But here’s the thing: you present being patient and changing your practice as the only two options. And they might not be. You’ve made these two solutions assuming that meditation itself is the answer to your troubles, which isn’t necessarily the case.
Meditation can be an incredible tool. The fact that it helps to strengthen our abilities to accept and interpret anything that comes in our wake makes it incredibly valuable, but I’m not sure that’s enough to make it the most useful tool for any and all issues.
Get Clear on Your Biggest Struggles
What you need to do is get clear about what your biggest struggles are; the problems that take up the most of your time, and then be realistic about whether or not meditation is the most practical means of overcoming them.
Meditation is very popular right now and indeed very good. But that’s also why it can be dangerous. Meditation can be both wonderful and a trend that people follow blindly at the same time. We all need to be deliberate in the tactics we deploy to overcome certain things.

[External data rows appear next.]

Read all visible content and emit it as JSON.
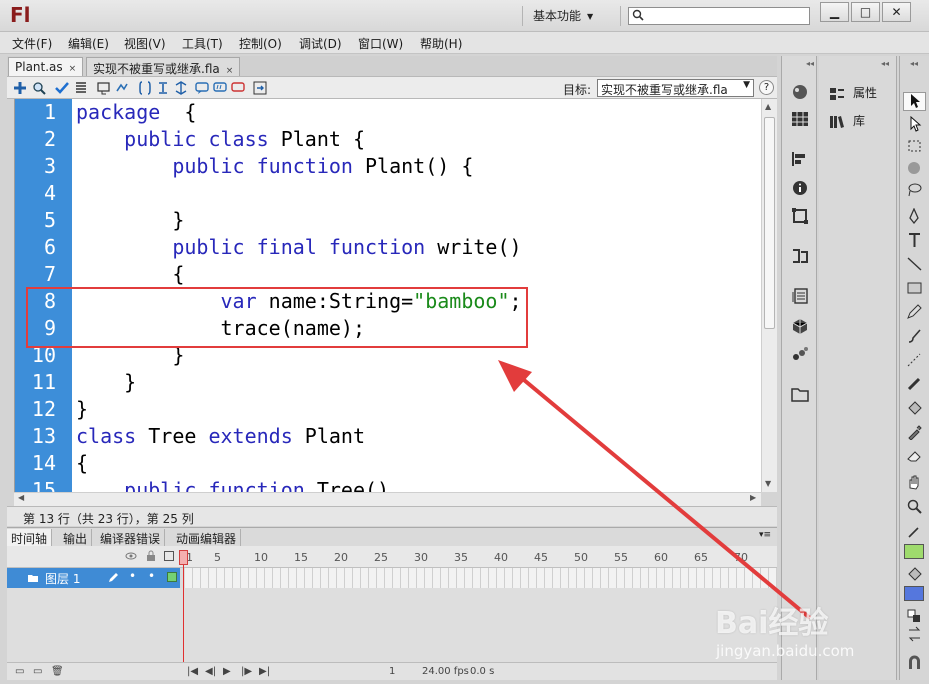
{
  "app": {
    "logo": "Fl",
    "workspace": "基本功能"
  },
  "window_buttons": [
    "▁",
    "□",
    "✕"
  ],
  "menu": [
    "文件(F)",
    "编辑(E)",
    "视图(V)",
    "工具(T)",
    "控制(O)",
    "调试(D)",
    "窗口(W)",
    "帮助(H)"
  ],
  "tabs": [
    {
      "label": "Plant.as",
      "close": "×"
    },
    {
      "label": "实现不被重写或继承.fla",
      "close": "×"
    }
  ],
  "toolbar": {
    "target_label": "目标:",
    "target_value": "实现不被重写或继承.fla",
    "help": "?"
  },
  "code_lines": [
    {
      "n": "1",
      "segs": [
        {
          "t": "package",
          "c": "kw"
        },
        {
          "t": "  {",
          "c": ""
        }
      ]
    },
    {
      "n": "2",
      "segs": [
        {
          "t": "    public class",
          "c": "kw"
        },
        {
          "t": " Plant {",
          "c": ""
        }
      ]
    },
    {
      "n": "3",
      "segs": [
        {
          "t": "        public function",
          "c": "kw"
        },
        {
          "t": " Plant() {",
          "c": ""
        }
      ]
    },
    {
      "n": "4",
      "segs": []
    },
    {
      "n": "5",
      "segs": [
        {
          "t": "        }",
          "c": ""
        }
      ]
    },
    {
      "n": "6",
      "segs": [
        {
          "t": "        public final function",
          "c": "kw"
        },
        {
          "t": " write()",
          "c": ""
        }
      ]
    },
    {
      "n": "7",
      "segs": [
        {
          "t": "        {",
          "c": ""
        }
      ]
    },
    {
      "n": "8",
      "segs": [
        {
          "t": "            var",
          "c": "kw"
        },
        {
          "t": " name:String=",
          "c": ""
        },
        {
          "t": "\"bamboo\"",
          "c": "str"
        },
        {
          "t": ";",
          "c": ""
        }
      ]
    },
    {
      "n": "9",
      "segs": [
        {
          "t": "            trace(name);",
          "c": ""
        }
      ]
    },
    {
      "n": "10",
      "segs": [
        {
          "t": "        }",
          "c": ""
        }
      ]
    },
    {
      "n": "11",
      "segs": [
        {
          "t": "    }",
          "c": ""
        }
      ]
    },
    {
      "n": "12",
      "segs": [
        {
          "t": "}",
          "c": ""
        }
      ]
    },
    {
      "n": "13",
      "segs": [
        {
          "t": "class",
          "c": "kw"
        },
        {
          "t": " Tree ",
          "c": ""
        },
        {
          "t": "extends",
          "c": "kw"
        },
        {
          "t": " Plant",
          "c": ""
        }
      ]
    },
    {
      "n": "14",
      "segs": [
        {
          "t": "{",
          "c": ""
        }
      ]
    },
    {
      "n": "15",
      "segs": [
        {
          "t": "    public function",
          "c": "kw"
        },
        {
          "t": " Tree()",
          "c": ""
        }
      ]
    }
  ],
  "status": "第 13 行（共 23 行），第 25 列",
  "timeline": {
    "tabs": [
      "时间轴",
      "输出",
      "编译器错误",
      "动画编辑器"
    ],
    "ruler": [
      "1",
      "5",
      "10",
      "15",
      "20",
      "25",
      "30",
      "35",
      "40",
      "45",
      "50",
      "55",
      "60",
      "65",
      "70"
    ],
    "layer_name": "图层 1",
    "footer": {
      "frame": "1",
      "fps": "24.00 fps",
      "time": "0.0 s"
    }
  },
  "right_panel": {
    "items": [
      "属性",
      "库"
    ]
  },
  "watermark": {
    "brand": "Bai经验",
    "url": "jingyan.baidu.com"
  },
  "colors": {
    "gutter": "#3d8ed9",
    "keyword": "#2828ba",
    "string": "#1a8a1a",
    "highlight": "#e23c3c"
  }
}
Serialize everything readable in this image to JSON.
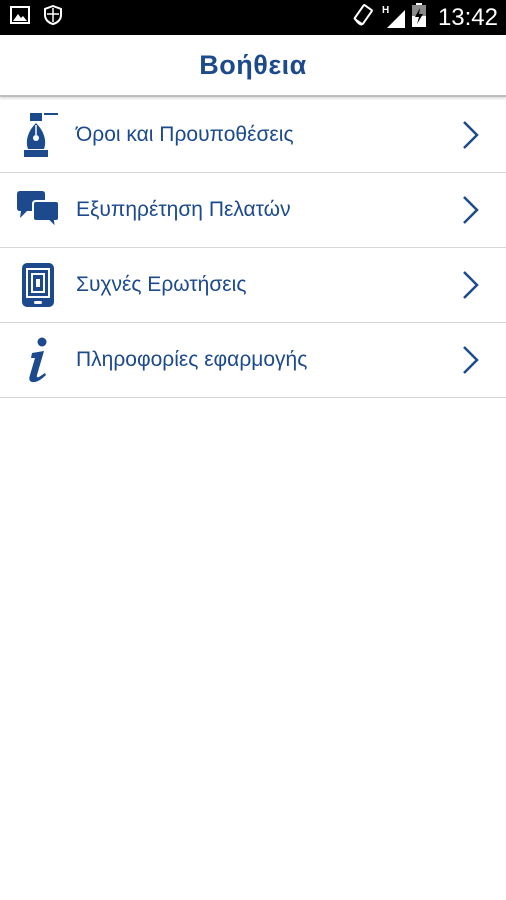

Think about someone who struggles greatly with finances. Money is their most common stress and it saturates more of their life than their other struggles. Meditation, while great, is not going to be nearly as useful to them as saving, looking for a new job, or sitting down with a financial planner.
Sure, it can help them feel LESS stress about money issues, but if they value money enough to be caring about not having it in the first place, there are other tools that will provide much better dividends.
Make Adjustments to Your Approach to Solving Problems
So as much as you might want to readjust the way you meditate, you might also want to readjust the way you’re solving problems in general.
What’s the basis of those thoughts that cause your mind to race? Is it those thoughts that are keeping you from sleeping well? Maybe. You need to deploy the right solutions to the right problems.
I don’t know what the source of your anxiety is, but as a reference point, we’ll look at those two things you mentioned: anxiety and poor sleep. Meditation IS great for general anxiety. So is yoga. So are walks in nature. Try these things, too.
Talk to a therapist; it goes without saying that’s your best bet for handling your anxiety. For poor sleep, sure the meditation can help quiet your mind — again it’s a generally useful approach. But maybe, your poor sleep is caused by too much time in front of screens before bed. Maybe it’s an irregular sleep schedule. Maybe it’s exercising too late. Maybe it’s because you’re sleeping on the mattress you got from your parents which is uncomfortable both because it’s 40 years old AND because you were conceived on it.
Being More Patient With Meditation: Conclusion
You see, the possibilities are really endless here in terms of how you can combat the problems that inspired you to start meditating in the first place.
No, you don’t need to stop meditating. It’s wonderful, make the most out of it.
But don’t mistake it for the one thing that can solve all your problems. Use it in tandem with other strategies that are more specific to what you’re going through and what you need.
All right, everyone. If you liked this episode, I am going to recommend one of the videos on my website to ya’ll. It was actually read once on Optimal Living Daily long before Optimal Living Advice was even a twinkle in its mother’s eye.
God, Greg. Enough with the parent relations jokes, please.
The video is called Wrong Problems, Wrong Solutions. It’s buried deep on my website, and it talks about how to accurately gauge problems before going about solving them.
It was one of my favorites and it goes along well with the end part of today’s episode, so check it out if you’d like to hear more.
We’re done for today, though. Thanks for this question, thanks for listening. As per usual, we encourage you to send your own questions in for us to answer on the show. You can email them to firstname.lastname@example.org and we’ll do our best to help you out like we always do. All right?
Lovely. Have a wonderful day, everybody, and I’ll talk to you next time.